Irrespective of whether weaker Chinese demand or the prospect of the US raising rates is the primary catalyst, what is becoming increasingly apparent is that commodity prices have been on the slide for some time. Gold prices are back to five-year lows and gold and oil prices have headed down sharply since the start of the month. The price of iron ore and whole milk powder are also down 12% and 26% respectively since the start of July.
This will no doubt put pressure on the economies of commodity-driven countries like Canada, New Zealand and Australia.
We saw Canada surprisingly cut rates a week ago and New Zealand cut rates last week, so that leaves Australia.

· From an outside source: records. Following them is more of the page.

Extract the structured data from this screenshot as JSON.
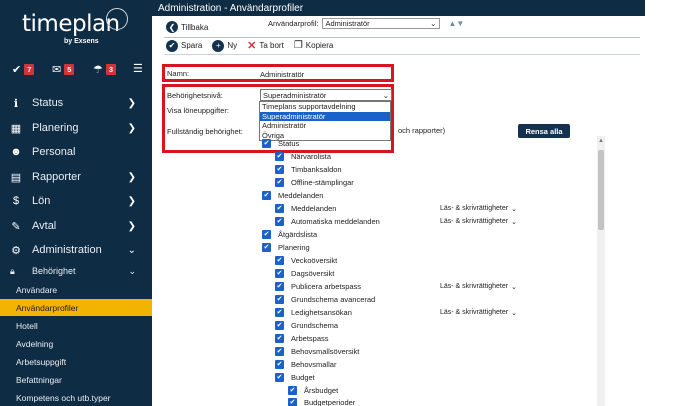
{
  "app": {
    "logo_text": "timeplan",
    "logo_sub": "by Exsens"
  },
  "counters": [
    {
      "icon": "✔",
      "count": "7"
    },
    {
      "icon": "✉",
      "count": "5"
    },
    {
      "icon": "☂",
      "count": "3"
    }
  ],
  "sidebar": {
    "items": [
      {
        "label": "Status",
        "icon": "ℹ"
      },
      {
        "label": "Planering",
        "icon": "▦"
      },
      {
        "label": "Personal",
        "icon": "☻"
      },
      {
        "label": "Rapporter",
        "icon": "▤"
      },
      {
        "label": "Lön",
        "icon": "$"
      },
      {
        "label": "Avtal",
        "icon": "✎"
      },
      {
        "label": "Administration",
        "icon": "⚙"
      }
    ],
    "sub_head": "Behörighet",
    "sub_items": [
      "Användare",
      "Användarprofiler",
      "Hotell",
      "Avdelning",
      "Arbetsuppgift",
      "Befattningar",
      "Kompetens och utb.typer"
    ]
  },
  "header": {
    "title": "Administration - Användarprofiler"
  },
  "toolbar": {
    "back": "Tillbaka",
    "profile_label": "Användarprofil:",
    "profile_value": "Administratör",
    "save": "Spara",
    "new": "Ny",
    "delete": "Ta bort",
    "copy": "Kopiera"
  },
  "form": {
    "name_label": "Namn:",
    "name_value": "Administratör",
    "level_label": "Behörighetsnivå:",
    "level_value": "Superadministratör",
    "level_options": [
      "Timeplans supportavdelning",
      "Superadministratör",
      "Administratör",
      "Övriga"
    ],
    "salary_label": "Visa löneuppgifter:",
    "full_label": "Fullständig behörighet:",
    "full_suffix": "och rapporter)",
    "clear_button": "Rensa alla"
  },
  "permissions": [
    {
      "label": "Status",
      "level": 1
    },
    {
      "label": "Närvarolista",
      "level": 2
    },
    {
      "label": "Timbanksaldon",
      "level": 2
    },
    {
      "label": "Offline-stämplingar",
      "level": 2
    },
    {
      "label": "Meddelanden",
      "level": 1
    },
    {
      "label": "Meddelanden",
      "level": 2,
      "access": "Läs- & skrivrättigheter"
    },
    {
      "label": "Automatiska meddelanden",
      "level": 2,
      "access": "Läs- & skrivrättigheter"
    },
    {
      "label": "Åtgärdslista",
      "level": 1
    },
    {
      "label": "Planering",
      "level": 1
    },
    {
      "label": "Veckoöversikt",
      "level": 2
    },
    {
      "label": "Dagsöversikt",
      "level": 2
    },
    {
      "label": "Publicera arbetspass",
      "level": 2,
      "access": "Läs- & skrivrättigheter"
    },
    {
      "label": "Grundschema avancerad",
      "level": 2
    },
    {
      "label": "Ledighetsansökan",
      "level": 2,
      "access": "Läs- & skrivrättigheter"
    },
    {
      "label": "Grundschema",
      "level": 2
    },
    {
      "label": "Arbetspass",
      "level": 2
    },
    {
      "label": "Behovsmallsöversikt",
      "level": 2
    },
    {
      "label": "Behovsmallar",
      "level": 2
    },
    {
      "label": "Budget",
      "level": 2
    },
    {
      "label": "Årsbudget",
      "level": 3
    },
    {
      "label": "Budgetperioder",
      "level": 3
    }
  ]
}
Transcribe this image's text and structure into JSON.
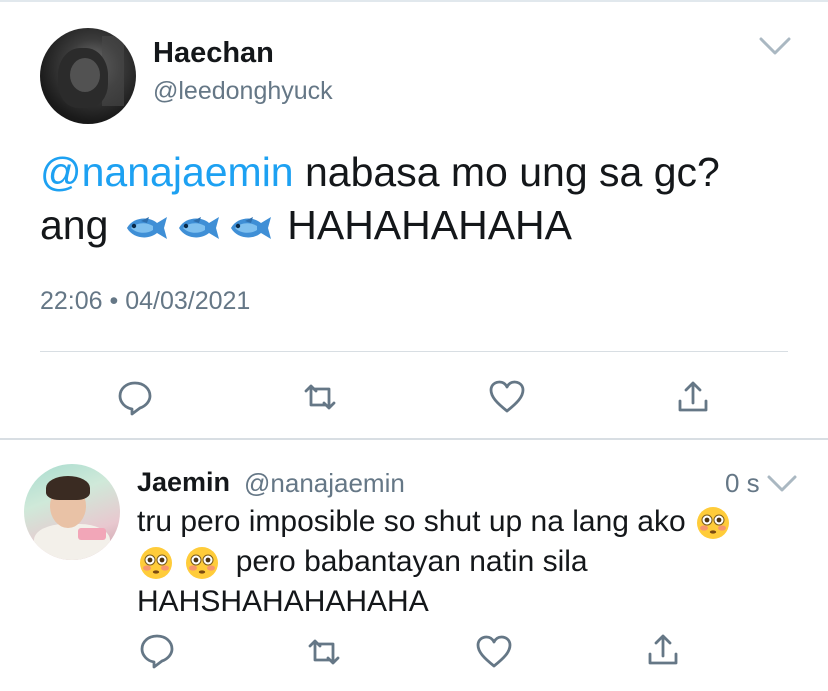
{
  "main_tweet": {
    "author_name": "Haechan",
    "author_handle": "@leedonghyuck",
    "mention": "@nanajaemin",
    "text_part1": " nabasa mo ung sa gc?",
    "text_part2_prefix": "ang",
    "text_part2_suffix": "HAHAHAHAHA",
    "emoji": [
      "fish-emoji",
      "fish-emoji",
      "fish-emoji"
    ],
    "timestamp": "22:06 • 04/03/2021",
    "actions": [
      "reply-icon",
      "retweet-icon",
      "like-icon",
      "share-icon"
    ]
  },
  "reply_tweet": {
    "author_name": "Jaemin",
    "author_handle": "@nanajaemin",
    "time": "0 s",
    "line1": "tru pero imposible so shut up na lang ako",
    "line2": "pero babantayan natin sila",
    "line3": "HAHSHAHAHAHAHA",
    "emoji": [
      "flushed-face-emoji",
      "flushed-face-emoji",
      "flushed-face-emoji"
    ],
    "actions": [
      "reply-icon",
      "retweet-icon",
      "like-icon",
      "share-icon"
    ]
  },
  "colors": {
    "text": "#14171a",
    "secondary": "#657786",
    "mention": "#1da1f2",
    "divider": "#d8dee3"
  }
}
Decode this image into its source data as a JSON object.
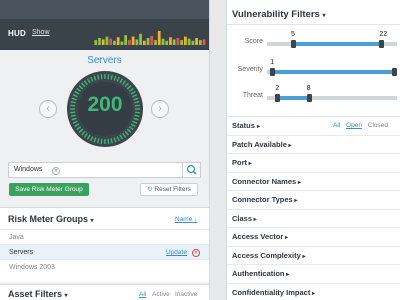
{
  "hud": {
    "title": "HUD",
    "show_link": "Show",
    "sparkline": [
      {
        "color": "#8ec63f",
        "value": 0.35
      },
      {
        "color": "#8ec63f",
        "value": 0.5
      },
      {
        "color": "#f0b429",
        "value": 0.4
      },
      {
        "color": "#8ec63f",
        "value": 0.6
      },
      {
        "color": "#e05555",
        "value": 0.45
      },
      {
        "color": "#8ec63f",
        "value": 0.3
      },
      {
        "color": "#f0b429",
        "value": 0.55
      },
      {
        "color": "#8ec63f",
        "value": 0.25
      },
      {
        "color": "#8ec63f",
        "value": 0.7
      },
      {
        "color": "#e05555",
        "value": 0.35
      },
      {
        "color": "#f0b429",
        "value": 0.6
      },
      {
        "color": "#8ec63f",
        "value": 0.4
      },
      {
        "color": "#8ec63f",
        "value": 0.8
      },
      {
        "color": "#f0b429",
        "value": 0.3
      },
      {
        "color": "#8ec63f",
        "value": 0.5
      },
      {
        "color": "#e05555",
        "value": 0.65
      },
      {
        "color": "#8ec63f",
        "value": 0.35
      },
      {
        "color": "#f0b429",
        "value": 1.0
      },
      {
        "color": "#8ec63f",
        "value": 0.45
      },
      {
        "color": "#8ec63f",
        "value": 0.3
      },
      {
        "color": "#f0b429",
        "value": 0.55
      },
      {
        "color": "#8ec63f",
        "value": 0.4
      },
      {
        "color": "#e05555",
        "value": 0.5
      },
      {
        "color": "#8ec63f",
        "value": 0.35
      },
      {
        "color": "#f0b429",
        "value": 0.6
      },
      {
        "color": "#8ec63f",
        "value": 0.45
      },
      {
        "color": "#8ec63f",
        "value": 0.3
      },
      {
        "color": "#f0b429",
        "value": 0.5
      },
      {
        "color": "#8ec63f",
        "value": 0.35
      },
      {
        "color": "#e05555",
        "value": 0.4
      }
    ]
  },
  "servers": {
    "title": "Servers",
    "value": "200",
    "gauge_color": "#3fb97a",
    "gauge_ring_color": "#3d454c"
  },
  "search": {
    "tag": "Windows",
    "icon": "search-icon",
    "save_button": "Save Risk Meter Group",
    "reset_button": "Reset Filters"
  },
  "risk_meter_groups": {
    "title": "Risk Meter Groups",
    "sort_label": "Name",
    "items": [
      {
        "label": "Java",
        "selected": false
      },
      {
        "label": "Servers",
        "selected": true,
        "update_label": "Update"
      },
      {
        "label": "Windows 2003",
        "selected": false
      }
    ]
  },
  "asset_filters": {
    "title": "Asset Filters",
    "tabs": [
      "All",
      "Active",
      "Inactive"
    ]
  },
  "vulnerability_filters": {
    "title": "Vulnerability Filters",
    "sliders": [
      {
        "label": "Score",
        "min": 0,
        "max": 25,
        "low": 5,
        "high": 22
      },
      {
        "label": "Severity",
        "min": 0,
        "max": 25,
        "low": 1,
        "high": 25,
        "low_label": "1"
      },
      {
        "label": "Threat",
        "min": 0,
        "max": 25,
        "low": 2,
        "high": 8
      }
    ],
    "status": {
      "label": "Status",
      "tabs": [
        "All",
        "Open",
        "Closed"
      ],
      "active_tab": "Open"
    },
    "filters": [
      "Patch Available",
      "Port",
      "Connector Names",
      "Connector Types",
      "Class",
      "Access Vector",
      "Access Complexity",
      "Authentication",
      "Confidentiality Impact"
    ],
    "accent": "#4a9fd4"
  }
}
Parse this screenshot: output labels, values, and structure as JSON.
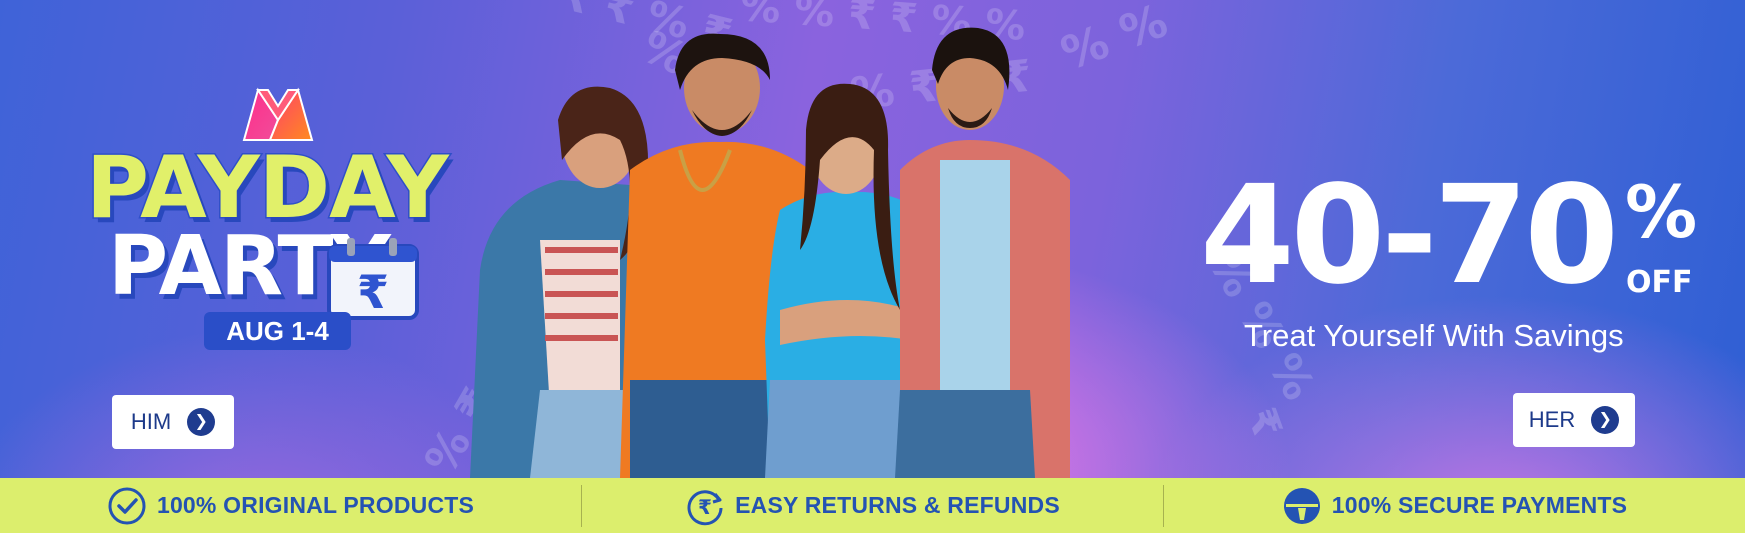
{
  "banner": {
    "brand_icon": "myntra-m-logo",
    "event": {
      "line1": "PAYDAY",
      "line2": "PARTY",
      "dates": "AUG 1-4",
      "calendar_icon": "rupee-calendar-icon"
    },
    "offer": {
      "range": "40-70",
      "percent": "%",
      "off": "OFF",
      "tagline": "Treat Yourself With Savings"
    },
    "ctas": [
      {
        "label": "HIM",
        "icon": "chevron-right-icon"
      },
      {
        "label": "HER",
        "icon": "chevron-right-icon"
      }
    ]
  },
  "trust_strip": [
    {
      "icon": "check-circle-icon",
      "label": "100% ORIGINAL PRODUCTS"
    },
    {
      "icon": "rupee-refresh-icon",
      "label": "EASY RETURNS & REFUNDS"
    },
    {
      "icon": "lock-icon",
      "label": "100% SECURE PAYMENTS"
    }
  ],
  "colors": {
    "banner_blue": "#3f63d8",
    "banner_purple": "#8a63de",
    "banner_pink": "#ea7fe6",
    "headline_yellow": "#e1f06a",
    "strip_green": "#dcee6d",
    "strip_text": "#2453b3",
    "cta_text": "#1d3a8a"
  }
}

While recent data does not point to the need for further rate cuts, and recent RBA commentary and a speech from Governor Glenn Stevens highlighted a reluctance to ease policy further, the question of further rate cuts remains “on the table”. Financial markets continue to price in more than a 50% probability of another rate cut, virtually unchanged from a month ago (refer below).